  • What real-world skills did you use to be successful?
  • What did this activity have to do with this class?  Or any class?
  • What obstacles do think you might encounter this year?  So what are you going to do about it?
  • What type of learning would make overcoming the obstacles “worth it”?
  • So what do you want to learn this year?
  • Are you invested in your own learning?

Students understood the connection of this activity to real-life in that we all at some point in time have had challenges and obstacles to overcome.  The students then identified the following skills helped to complete their task:

  • Collaboration
  • Critical-Thinking
  • Flexibility
  • Communication
  • Risk-Taking
  • Humor
  • Guessing

Students then identified specific obstacles that they might encounter this year and brainstormed potential solutions and action steps:

  • Fear of speaking in Spanish/Practice with peers in class
  • Nervous about gaps in vocabulary/Create own personal thematic vocabulary lists
  • Forget some content from last year/Take advantage of personalized content review sessions in class
  • Different learning styles/Give feedback to teacher via survey on activity and project ideas.

The final and perhaps most important question was:

  •  Are you invested in your own learning?

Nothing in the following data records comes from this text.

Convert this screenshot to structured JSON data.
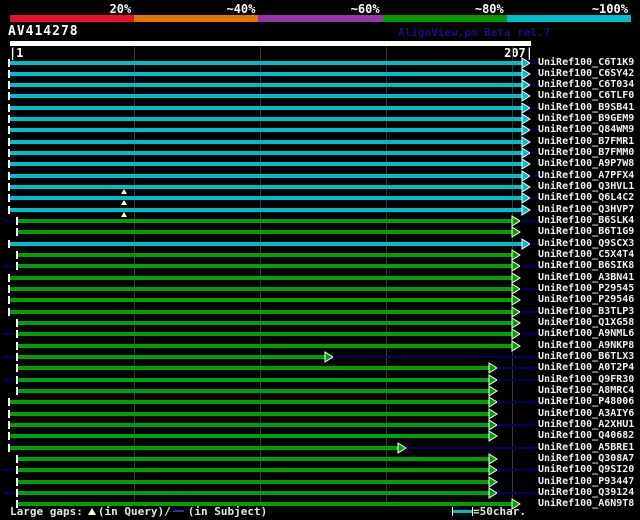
{
  "colors": {
    "cyan": "#00bccc",
    "green": "#00a000",
    "navy": "#000066",
    "gridline": "#3c3c20",
    "label_text": "#f0f0f0"
  },
  "scale": {
    "segments": [
      {
        "label": "20%",
        "color": "#e8112d"
      },
      {
        "label": "~40%",
        "color": "#dd7700"
      },
      {
        "label": "~60%",
        "color": "#9933aa"
      },
      {
        "label": "~80%",
        "color": "#009900"
      },
      {
        "label": "~100%",
        "color": "#00bccc"
      }
    ]
  },
  "header": {
    "query_name": "AV414278",
    "watermark": "AlignView.pm Beta rel.7"
  },
  "ruler": {
    "start_label": "|1",
    "end_label": "207|"
  },
  "legend": {
    "prefix": "Large gaps:",
    "query_text": "(in Query)/",
    "subject_text": "(in Subject)",
    "scale_text": "=50char."
  },
  "chart_data": {
    "type": "bar",
    "title": "AV414278",
    "xlim": [
      1,
      207
    ],
    "identity_buckets": [
      "20%",
      "~40%",
      "~60%",
      "~80%",
      "~100%"
    ],
    "series": [
      {
        "id": "UniRef100_C6T1K9",
        "identity": "~100%",
        "q1": 1,
        "q2": 207,
        "subj_left": false,
        "subj_right": true,
        "gap_at": null
      },
      {
        "id": "UniRef100_C6SY42",
        "identity": "~100%",
        "q1": 1,
        "q2": 207,
        "subj_left": false,
        "subj_right": false,
        "gap_at": null
      },
      {
        "id": "UniRef100_C6T034",
        "identity": "~100%",
        "q1": 1,
        "q2": 207,
        "subj_left": false,
        "subj_right": true,
        "gap_at": null
      },
      {
        "id": "UniRef100_C6TLF0",
        "identity": "~100%",
        "q1": 1,
        "q2": 207,
        "subj_left": false,
        "subj_right": false,
        "gap_at": null
      },
      {
        "id": "UniRef100_B9SB41",
        "identity": "~100%",
        "q1": 1,
        "q2": 207,
        "subj_left": false,
        "subj_right": true,
        "gap_at": null
      },
      {
        "id": "UniRef100_B9GEM9",
        "identity": "~100%",
        "q1": 1,
        "q2": 207,
        "subj_left": false,
        "subj_right": false,
        "gap_at": null
      },
      {
        "id": "UniRef100_Q84WM9",
        "identity": "~100%",
        "q1": 1,
        "q2": 207,
        "subj_left": false,
        "subj_right": true,
        "gap_at": null
      },
      {
        "id": "UniRef100_B7FMR1",
        "identity": "~100%",
        "q1": 1,
        "q2": 207,
        "subj_left": false,
        "subj_right": false,
        "gap_at": null
      },
      {
        "id": "UniRef100_B7FMM0",
        "identity": "~100%",
        "q1": 1,
        "q2": 207,
        "subj_left": false,
        "subj_right": true,
        "gap_at": null
      },
      {
        "id": "UniRef100_A9P7W8",
        "identity": "~100%",
        "q1": 1,
        "q2": 207,
        "subj_left": false,
        "subj_right": false,
        "gap_at": null
      },
      {
        "id": "UniRef100_A7PFX4",
        "identity": "~100%",
        "q1": 1,
        "q2": 207,
        "subj_left": false,
        "subj_right": true,
        "gap_at": null
      },
      {
        "id": "UniRef100_Q3HVL1",
        "identity": "~100%",
        "q1": 1,
        "q2": 207,
        "subj_left": false,
        "subj_right": false,
        "gap_at": 46
      },
      {
        "id": "UniRef100_Q6L4C2",
        "identity": "~100%",
        "q1": 1,
        "q2": 207,
        "subj_left": false,
        "subj_right": true,
        "gap_at": 46
      },
      {
        "id": "UniRef100_Q3HVP7",
        "identity": "~100%",
        "q1": 1,
        "q2": 207,
        "subj_left": false,
        "subj_right": false,
        "gap_at": 46
      },
      {
        "id": "UniRef100_B6SLK4",
        "identity": "~80%",
        "q1": 4,
        "q2": 203,
        "subj_left": true,
        "subj_right": true,
        "gap_at": null
      },
      {
        "id": "UniRef100_B6T1G9",
        "identity": "~80%",
        "q1": 4,
        "q2": 203,
        "subj_left": false,
        "subj_right": false,
        "gap_at": null
      },
      {
        "id": "UniRef100_Q9SCX3",
        "identity": "~100%",
        "q1": 1,
        "q2": 207,
        "subj_left": false,
        "subj_right": true,
        "gap_at": null
      },
      {
        "id": "UniRef100_C5X4T4",
        "identity": "~80%",
        "q1": 4,
        "q2": 203,
        "subj_left": false,
        "subj_right": false,
        "gap_at": null
      },
      {
        "id": "UniRef100_B6SIK8",
        "identity": "~80%",
        "q1": 4,
        "q2": 203,
        "subj_left": true,
        "subj_right": true,
        "gap_at": null
      },
      {
        "id": "UniRef100_A3BN41",
        "identity": "~80%",
        "q1": 1,
        "q2": 203,
        "subj_left": false,
        "subj_right": false,
        "gap_at": null
      },
      {
        "id": "UniRef100_P29545",
        "identity": "~80%",
        "q1": 1,
        "q2": 203,
        "subj_left": false,
        "subj_right": true,
        "gap_at": null
      },
      {
        "id": "UniRef100_P29546",
        "identity": "~80%",
        "q1": 1,
        "q2": 203,
        "subj_left": false,
        "subj_right": false,
        "gap_at": null
      },
      {
        "id": "UniRef100_B3TLP3",
        "identity": "~80%",
        "q1": 1,
        "q2": 203,
        "subj_left": false,
        "subj_right": true,
        "gap_at": null
      },
      {
        "id": "UniRef100_Q1XG58",
        "identity": "~80%",
        "q1": 4,
        "q2": 203,
        "subj_left": false,
        "subj_right": false,
        "gap_at": null
      },
      {
        "id": "UniRef100_A9NML6",
        "identity": "~80%",
        "q1": 4,
        "q2": 203,
        "subj_left": true,
        "subj_right": true,
        "gap_at": null
      },
      {
        "id": "UniRef100_A9NKP8",
        "identity": "~80%",
        "q1": 4,
        "q2": 203,
        "subj_left": false,
        "subj_right": false,
        "gap_at": null
      },
      {
        "id": "UniRef100_B6TLX3",
        "identity": "~80%",
        "q1": 4,
        "q2": 129,
        "subj_left": true,
        "subj_right": true,
        "gap_at": null
      },
      {
        "id": "UniRef100_A0T2P4",
        "identity": "~80%",
        "q1": 4,
        "q2": 194,
        "subj_left": false,
        "subj_right": true,
        "gap_at": null
      },
      {
        "id": "UniRef100_Q9FR30",
        "identity": "~80%",
        "q1": 4,
        "q2": 194,
        "subj_left": true,
        "subj_right": true,
        "gap_at": null
      },
      {
        "id": "UniRef100_A8MRC4",
        "identity": "~80%",
        "q1": 4,
        "q2": 194,
        "subj_left": false,
        "subj_right": false,
        "gap_at": null
      },
      {
        "id": "UniRef100_P48006",
        "identity": "~80%",
        "q1": 1,
        "q2": 194,
        "subj_left": false,
        "subj_right": true,
        "gap_at": null
      },
      {
        "id": "UniRef100_A3AIY6",
        "identity": "~80%",
        "q1": 1,
        "q2": 194,
        "subj_left": false,
        "subj_right": false,
        "gap_at": null
      },
      {
        "id": "UniRef100_A2XHU1",
        "identity": "~80%",
        "q1": 1,
        "q2": 194,
        "subj_left": false,
        "subj_right": true,
        "gap_at": null
      },
      {
        "id": "UniRef100_Q40682",
        "identity": "~80%",
        "q1": 1,
        "q2": 194,
        "subj_left": false,
        "subj_right": false,
        "gap_at": null
      },
      {
        "id": "UniRef100_A5BRE1",
        "identity": "~80%",
        "q1": 1,
        "q2": 158,
        "subj_left": false,
        "subj_right": true,
        "gap_at": null
      },
      {
        "id": "UniRef100_Q308A7",
        "identity": "~80%",
        "q1": 4,
        "q2": 194,
        "subj_left": false,
        "subj_right": false,
        "gap_at": null
      },
      {
        "id": "UniRef100_Q9SI20",
        "identity": "~80%",
        "q1": 4,
        "q2": 194,
        "subj_left": true,
        "subj_right": true,
        "gap_at": null
      },
      {
        "id": "UniRef100_P93447",
        "identity": "~80%",
        "q1": 4,
        "q2": 194,
        "subj_left": false,
        "subj_right": false,
        "gap_at": null
      },
      {
        "id": "UniRef100_Q39124",
        "identity": "~80%",
        "q1": 4,
        "q2": 194,
        "subj_left": true,
        "subj_right": true,
        "gap_at": null
      },
      {
        "id": "UniRef100_A6N9T8",
        "identity": "~80%",
        "q1": 4,
        "q2": 203,
        "subj_left": false,
        "subj_right": false,
        "gap_at": null
      }
    ]
  }
}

(If they said NO, I ignored them) and told them that the answer is YES!  And so am I, so let’s do this!

Hope you had a great first week of school!